I’ll admit this: it started as a coping mechanism. In the same fashion of woosah, gopher, and nam-myoho-renge-kyo, the phrase tucked itself beneath my tongue as a quickly dissolving serum for any moment of ramping panic.
Everything happens as it should.
As much of a truism this phrase has come to be in my life, the words have not always been lovely in the trenches. Instead of a melodic serenade or pulsing theme music to signal hope and rescue, the words come through gnarled, wadded and torn. At those critical moments, I had to chew through them and grind them down with my back molars, waiting for a slow release of calm.
Honestly, the mantra didn’t have the industrial power to soothe every flaring anxiety. Eviction notices, emergency rooms, conference room combat, phone numbers hidden in back pockets, black dresses and somber limousines. The chant did not temper every edge.
But I kept saying it.
I said it aloud to someone else, recently, smiling to myself as I offered over my homemade remedy. I was visiting Charlotte for a performance and hanging out with one of my hosts, JC, one of the big engines in Charlotte’s internationally-acclaimed spoken word scene. We were grabbing a late lunch at the city’s historic Coffee Cup, and I asked him to tell me about the poetry house that Charlotte built. As I had him guide me from dot to dot, I made mental notes about the life happening around him and his core team along their way. For instance, he became a poet-turned-promoter because he was frustrated with the chronic gone-tomorrow uncertainty of the poetry sets at that time. He just wanted a place and handful of people to share words. By the time he printed up their first flyers back in 2001 and gotten some momentum under them a few years later, the city of Charlotte had just officially wrested the Gotta-Get-There crown from Hot-Lanta. African Americans were MapQuesting their moving vans toward Charlotte and hauling a movement of community- and culture-consciousness with them.
JC described how this influx of new residents came to the city seeking out black-owned operations, businesses, institutions, traditions and events. Every resident with entrepreneurial spirit wasn’t able to meet and sustain the demand, so the population was quickly trained to only attach itself to entities with proven staying power. By the time the pilgrims arrived, JC and his crew were well on their way to proving just that.
Ten years later, he’s supporting his family with his work and playing a major role in helping this same family of performers begin to export their Bull City energy and talents around the world. More, of course, is yet to come from them all and I gobbled up his dream-catching excitement with every bite of my lunch.
We shared hilarious stories about our common experiences. Without a doubt, both journeys have been a grind. Still, we agreed that every sharp rock in the pavement was supposed to be there. Swerve to the left, or puncture a heel and be forced to move a bit more slowly for a while. However the mishaps happened, they happened with some universal purpose.

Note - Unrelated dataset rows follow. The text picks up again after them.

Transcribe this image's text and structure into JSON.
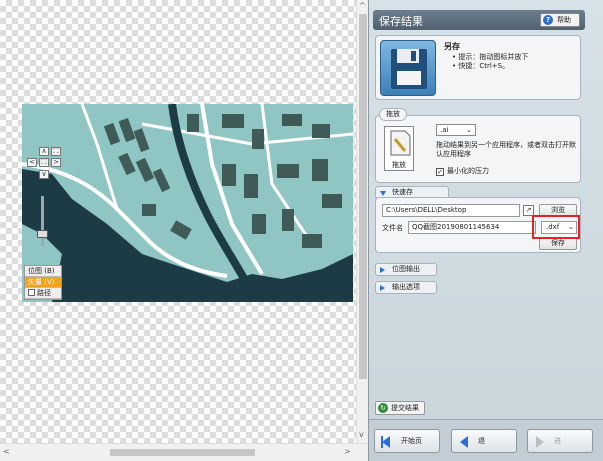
{
  "canvas": {
    "nav": {
      "up": "∧",
      "down": "∨",
      "left": "<",
      "right": ">",
      "center": "⛶",
      "fit": "⛶"
    },
    "view_modes": [
      {
        "label": "位图 (B)",
        "active": false
      },
      {
        "label": "矢量 (V)",
        "active": true
      },
      {
        "label": "路径",
        "active": false
      }
    ]
  },
  "panel": {
    "title": "保存结果",
    "help_label": "帮助",
    "save_as": {
      "title": "另存",
      "hint1": "• 提示：拖动图标并放下",
      "hint2": "• 快捷：Ctrl+S。"
    },
    "drag": {
      "group_label": "拖放",
      "format": ".ai",
      "icon_label": "拖放",
      "hint": "拖动结果到另一个应用程序，或者双击打开默认应用程序",
      "minimize_label": "最小化的压力",
      "minimize_checked": true
    },
    "quick_save": {
      "label": "快速存",
      "path": "C:\\Users\\DELL\\Desktop",
      "browse_label": "浏览",
      "filename_label": "文件名",
      "filename": "QQ截图20190801145634",
      "extension": ".dxf",
      "save_label": "保存"
    },
    "bitmap_output_label": "位图输出",
    "output_options_label": "输出选项",
    "submit_label": "提交结果",
    "footer": {
      "start_label": "开始页",
      "back_label": "退",
      "next_label": "进"
    }
  },
  "colors": {
    "map_water": "#1d3b44",
    "map_land": "#8fc6c3",
    "map_building": "#3f5a57",
    "highlight": "#e8202a",
    "accent": "#f3a21b"
  }
}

Everything. As it should.
He was, in fact, navigating around piercing stones in his work around the time of our visit. So, I told him about my mantra. I felt I owed him that little talisman, because he had no idea how much I’d needed to hear his story, too. The universe was constructed with precision engineering (I mean, what else would you expect from God?) The collection of dots that placed me at that lunch table, for instance, would certainly amount to a tedious tale. Thousands, if not millions, and there’s no way I could account for them all. Nonetheless, there I was with JC and his fish and me with my chicken and waffles.
Wanting to inventory each and every dot is what tends to make us mortals a little nutty. Simultaneously torturous and beautiful is the fact that we won’t always decipher the dot patterns until some divine force connects them into a portrait of Martin Luther King, the Mona Lisa or the print from your grandma’s infamous Christmas sweater.

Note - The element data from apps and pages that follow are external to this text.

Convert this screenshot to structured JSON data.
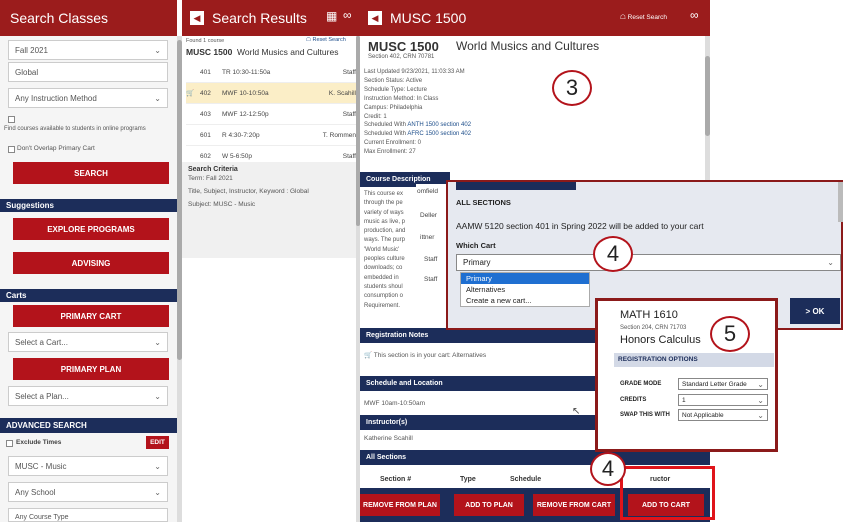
{
  "search_classes": {
    "title": "Search Classes",
    "term": "Fall 2021",
    "campus": "Global",
    "method": "Any Instruction Method",
    "online_text": "Find courses available to students in online programs",
    "no_overlap": "Don't Overlap Primary Cart",
    "search_btn": "SEARCH",
    "suggestions_header": "Suggestions",
    "explore_btn": "EXPLORE PROGRAMS",
    "advising_btn": "ADVISING",
    "carts_header": "Carts",
    "primary_cart_btn": "PRIMARY CART",
    "select_cart": "Select a Cart...",
    "primary_plan_btn": "PRIMARY PLAN",
    "select_plan": "Select a Plan...",
    "advanced_header": "ADVANCED SEARCH",
    "exclude_times": "Exclude Times",
    "edit_btn": "EDIT",
    "subject": "MUSC - Music",
    "school": "Any School",
    "more": "Any Course Type"
  },
  "results": {
    "title": "Search Results",
    "found": "Found 1 course",
    "reset": "Reset Search",
    "course_code": "MUSC 1500",
    "course_title": "World Musics and Cultures",
    "sections": [
      {
        "num": "401",
        "time": "TR 10:30-11:50a",
        "instr": "Staff"
      },
      {
        "num": "402",
        "time": "MWF 10-10:50a",
        "instr": "K. Scahill"
      },
      {
        "num": "403",
        "time": "MWF 12-12:50p",
        "instr": "Staff"
      },
      {
        "num": "601",
        "time": "R 4:30-7:20p",
        "instr": "T. Rommen"
      },
      {
        "num": "602",
        "time": "W 5-6:50p",
        "instr": "Staff"
      }
    ],
    "criteria_header": "Search Criteria",
    "criteria": [
      "Term: Fall 2021",
      "Title, Subject, Instructor, Keyword : Global",
      "Subject: MUSC - Music"
    ]
  },
  "detail": {
    "title": "MUSC 1500",
    "reset": "Reset Search",
    "code": "MUSC 1500",
    "name": "World Musics and Cultures",
    "section": "Section 402, CRN 70781",
    "info": [
      "Last Updated 9/23/2021, 11:03:33 AM",
      "Section Status: Active",
      "Schedule Type: Lecture",
      "Instruction Method: In Class",
      "Campus: Philadelphia",
      "Credit: 1"
    ],
    "sched1_prefix": "Scheduled With ",
    "sched1_link": "ANTH 1500 section 402",
    "sched2_prefix": "Scheduled With ",
    "sched2_link": "AFRC 1500 section 402",
    "enrollment": "Current Enrollment: 0",
    "max_enrollment": "Max Enrollment: 27",
    "desc_header": "Course Description",
    "desc_lines": [
      "This course ex",
      "through the pe",
      "variety of ways",
      "music as live, p",
      "production, and",
      "ways. The purp",
      "'World Music'",
      "peoples culture",
      "downloads; co",
      "embedded in",
      "students shoul",
      "consumption o",
      "Requirement."
    ],
    "side_names": [
      "omfield",
      "Deller",
      "ittner",
      "Staff",
      "Staff"
    ],
    "notes_header": "Registration Notes",
    "notes_text": "This section is in your cart: Alternatives",
    "schedloc_header": "Schedule and Location",
    "schedloc": "MWF 10am-10:50am",
    "instructor_header": "Instructor(s)",
    "instructor": "Katherine Scahill",
    "all_sections_header": "All Sections",
    "col_section": "Section #",
    "col_type": "Type",
    "col_schedule": "Schedule",
    "col_instructor": "ructor",
    "btn_remove_plan": "REMOVE FROM PLAN",
    "btn_add_plan": "ADD TO PLAN",
    "btn_remove_cart": "REMOVE FROM CART",
    "btn_add_cart": "ADD TO CART"
  },
  "popup_cart": {
    "header": "ALL SECTIONS",
    "message": "AAMW 5120 section 401 in Spring 2022 will be added to your cart",
    "which_cart": "Which Cart",
    "selected": "Primary",
    "options": [
      "Primary",
      "Alternatives",
      "Create a new cart..."
    ],
    "ok": "OK"
  },
  "popup_math": {
    "code": "MATH 1610",
    "section": "Section 204, CRN 71703",
    "name": "Honors Calculus",
    "reg_header": "REGISTRATION OPTIONS",
    "grade_label": "GRADE MODE",
    "grade_value": "Standard Letter Grade",
    "credits_label": "CREDITS",
    "credits_value": "1",
    "swap_label": "SWAP THIS WITH",
    "swap_value": "Not Applicable"
  },
  "annotations": {
    "a3": "3",
    "a4a": "4",
    "a5": "5",
    "a4b": "4"
  },
  "colors": {
    "crimson": "#9b1c1c",
    "navy": "#1c2d5a",
    "button_red": "#b3131b",
    "highlight": "#fbeec7"
  },
  "icons": [
    "chevron-left-icon",
    "calendar-icon",
    "link-icon",
    "home-icon",
    "cart-icon",
    "chevron-down-icon"
  ]
}
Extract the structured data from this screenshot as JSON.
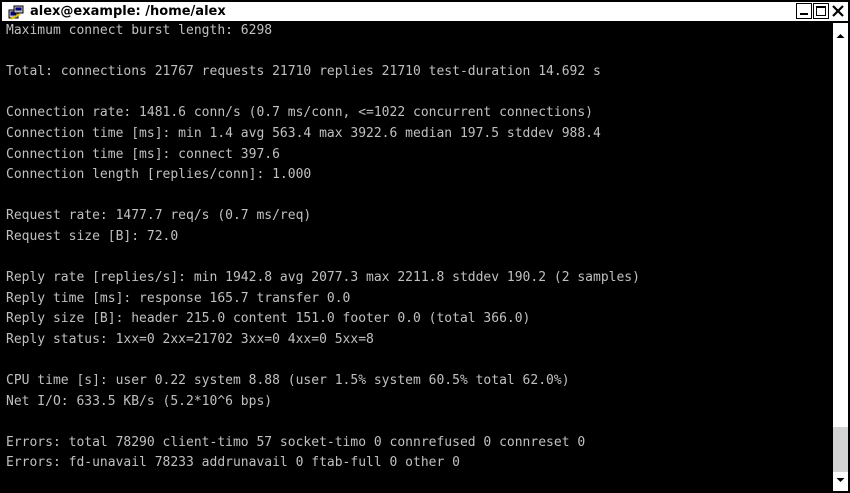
{
  "window": {
    "title": "alex@example: /home/alex",
    "icons": {
      "app": "putty-terminal-icon",
      "minimize": "minimize-icon",
      "maximize": "maximize-icon",
      "close": "close-icon"
    }
  },
  "colors": {
    "terminal_bg": "#000000",
    "terminal_fg": "#c0c0c0",
    "titlebar_bg": "#ffffff",
    "title_fg": "#000000"
  },
  "terminal": {
    "lines": [
      "Maximum connect burst length: 6298",
      "",
      "Total: connections 21767 requests 21710 replies 21710 test-duration 14.692 s",
      "",
      "Connection rate: 1481.6 conn/s (0.7 ms/conn, <=1022 concurrent connections)",
      "Connection time [ms]: min 1.4 avg 563.4 max 3922.6 median 197.5 stddev 988.4",
      "Connection time [ms]: connect 397.6",
      "Connection length [replies/conn]: 1.000",
      "",
      "Request rate: 1477.7 req/s (0.7 ms/req)",
      "Request size [B]: 72.0",
      "",
      "Reply rate [replies/s]: min 1942.8 avg 2077.3 max 2211.8 stddev 190.2 (2 samples)",
      "Reply time [ms]: response 165.7 transfer 0.0",
      "Reply size [B]: header 215.0 content 151.0 footer 0.0 (total 366.0)",
      "Reply status: 1xx=0 2xx=21702 3xx=0 4xx=0 5xx=8",
      "",
      "CPU time [s]: user 0.22 system 8.88 (user 1.5% system 60.5% total 62.0%)",
      "Net I/O: 633.5 KB/s (5.2*10^6 bps)",
      "",
      "Errors: total 78290 client-timo 57 socket-timo 0 connrefused 0 connreset 0",
      "Errors: fd-unavail 78233 addrunavail 0 ftab-full 0 other 0"
    ]
  },
  "scrollbar": {
    "up_icon": "scroll-up-arrow-icon",
    "down_icon": "scroll-down-arrow-icon",
    "position_fraction": 0.95
  }
}
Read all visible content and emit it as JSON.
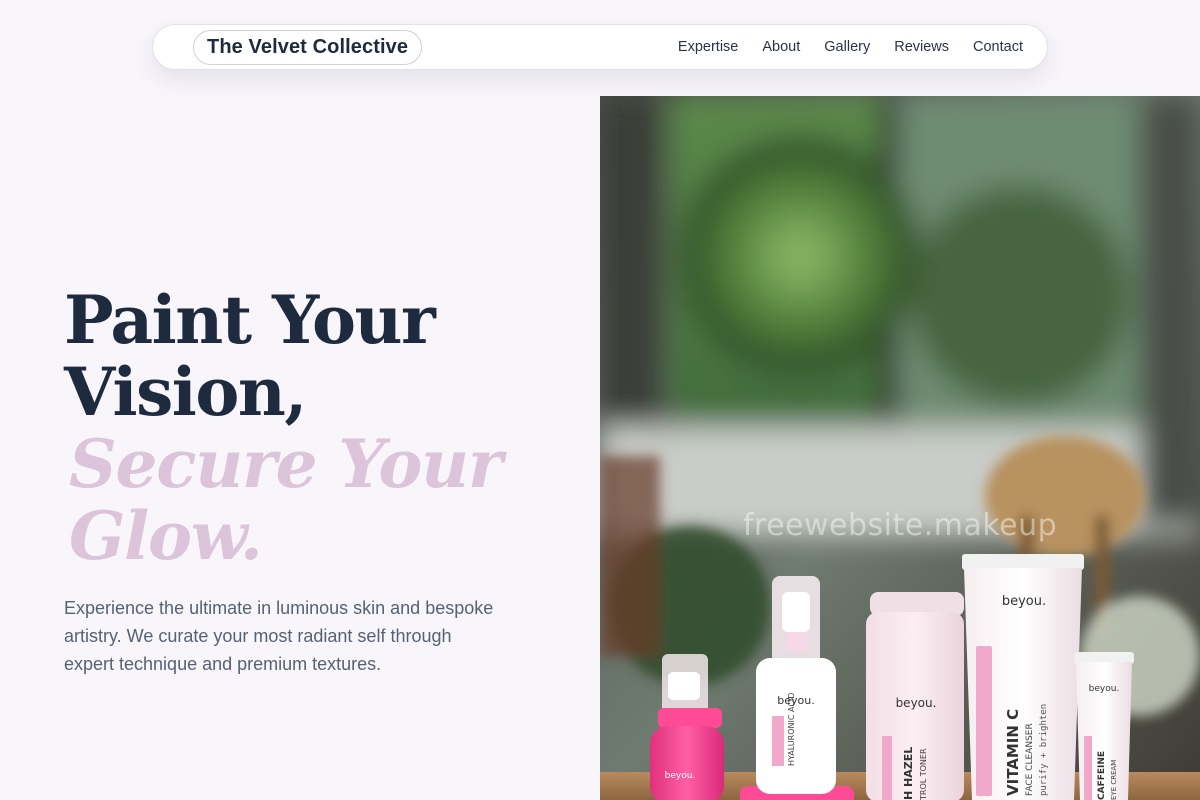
{
  "nav": {
    "brand": "The Velvet Collective",
    "links": [
      "Expertise",
      "About",
      "Gallery",
      "Reviews",
      "Contact"
    ]
  },
  "hero": {
    "title_line1": "Paint Your",
    "title_line2": "Vision,",
    "accent_line1": "Secure Your",
    "accent_line2": "Glow.",
    "description": "Experience the ultimate in luminous skin and bespoke artistry. We curate your most radiant self through expert technique and premium textures."
  },
  "image": {
    "watermark": "freewebsite.makeup",
    "brand_text": "beyou.",
    "product_labels": {
      "serum": "HYALURONIC ACID",
      "toner": "H HAZEL",
      "toner_sub": "TROL TONER",
      "cleanser": "VITAMIN C",
      "cleanser_sub": "FACE CLEANSER",
      "cleanser_tag": "purify + brighten",
      "eyecream": "CAFFEINE",
      "eyecream_sub": "EYE CREAM"
    }
  },
  "colors": {
    "heading": "#1e2a3e",
    "accent": "#dcc4da",
    "body_text": "#566274",
    "background": "#f8f6fb",
    "product_pink": "#f0509a"
  }
}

Still, we wanna know.
We want to know so badly because the unknown is inherently a terrifying place, especially if “unknown” is where we’re tossing a lot of energy: relationships, enterprise, faith. We would all be a little less neurotic if we just knew. Listening to JC’s journey, however, and all of seemingly unrelated forces that influenced his dots into their current constellation, reminded me that focusing on dots is all that we we’re required to do. Yes, plan for the future, but not at the expense of our present. JC would not be experiencing his current success if he had not been ready once serendipity flooded his city. For another Charlotte native, their dots assembled into place because they weren’t swept up by the same migration.

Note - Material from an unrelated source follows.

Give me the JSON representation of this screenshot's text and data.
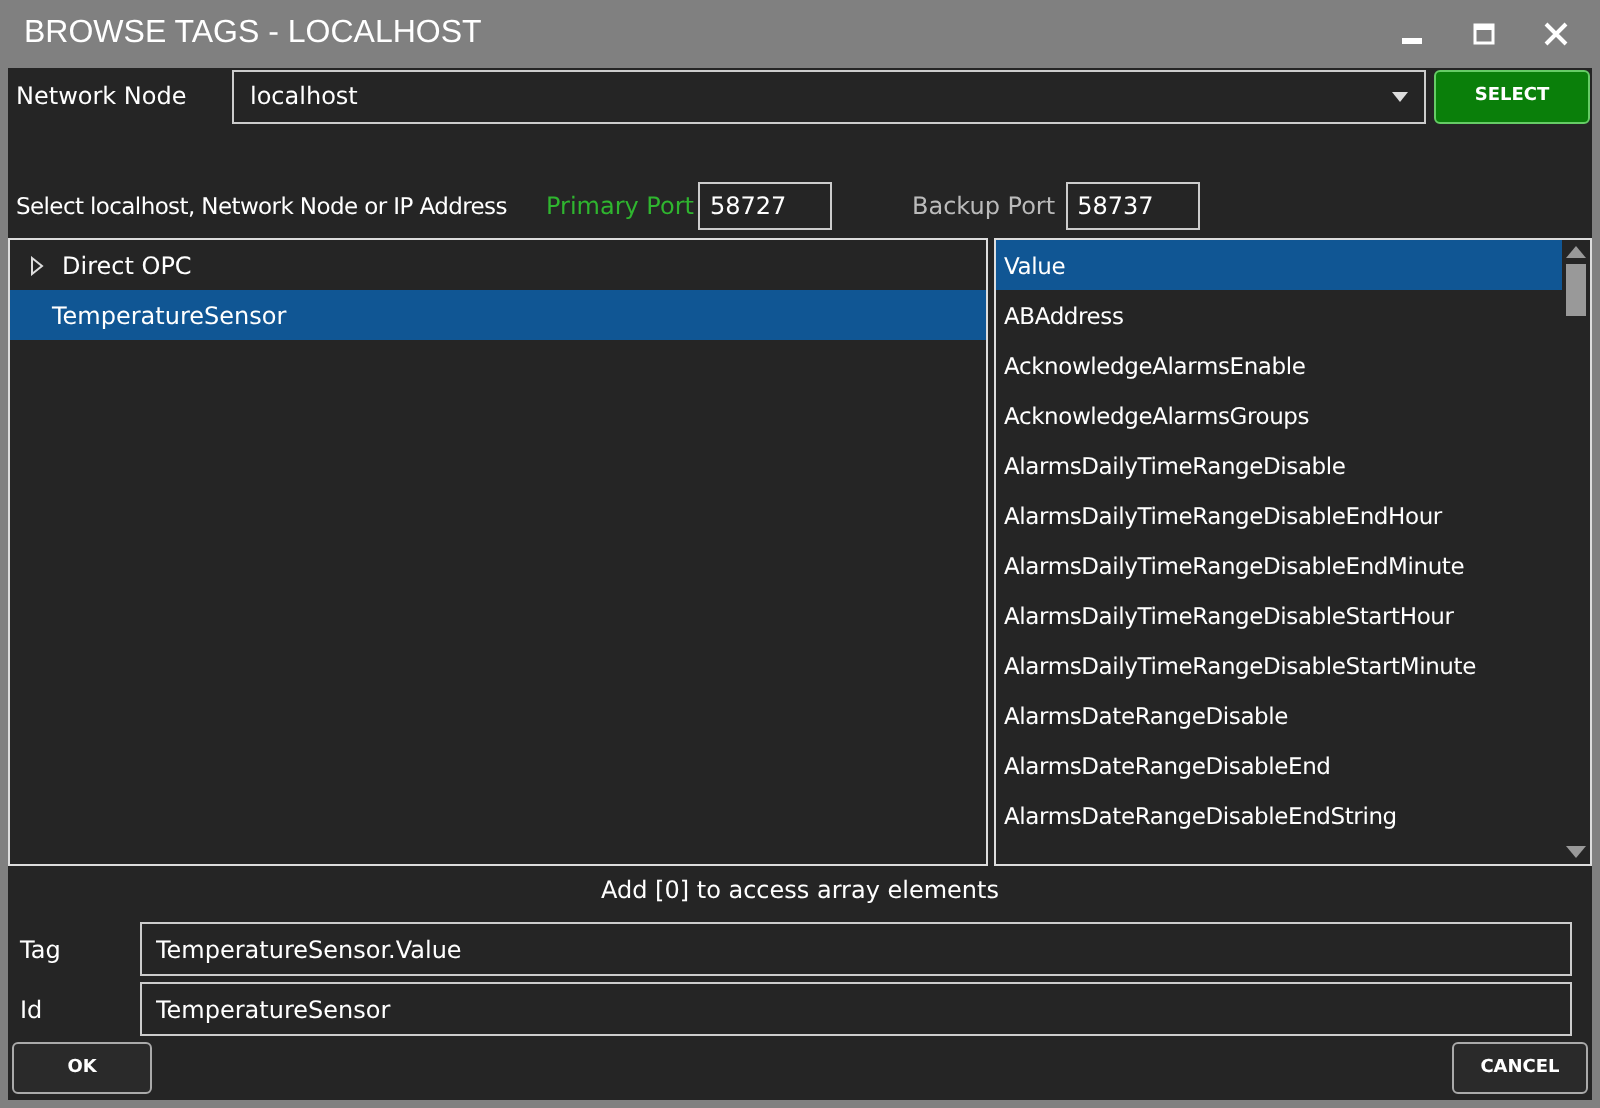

I left lunch with a full stomach and a light heart. Still laughing and enjoying the Carolina sunshine, I was less worried about publishers and bills and itineraries and prescriptions. I was able to return my focus to the elements and efforts inside my control, focus on keeping the dots in my palm and sweep away the rest.
Everything happens as it should.
The chant can withstand practically any force of shrapnel for me now. Even when the words seem dwarfed inside dire situations, I know they’re there. The universe has proven time and again that, eventually, the dots will reveal their impressionist image. In fact, there’s a breathtaking design being assembled around us all. Whisper this reminder to yourself and you’ll be able to see it when the dots fall into their divine lines.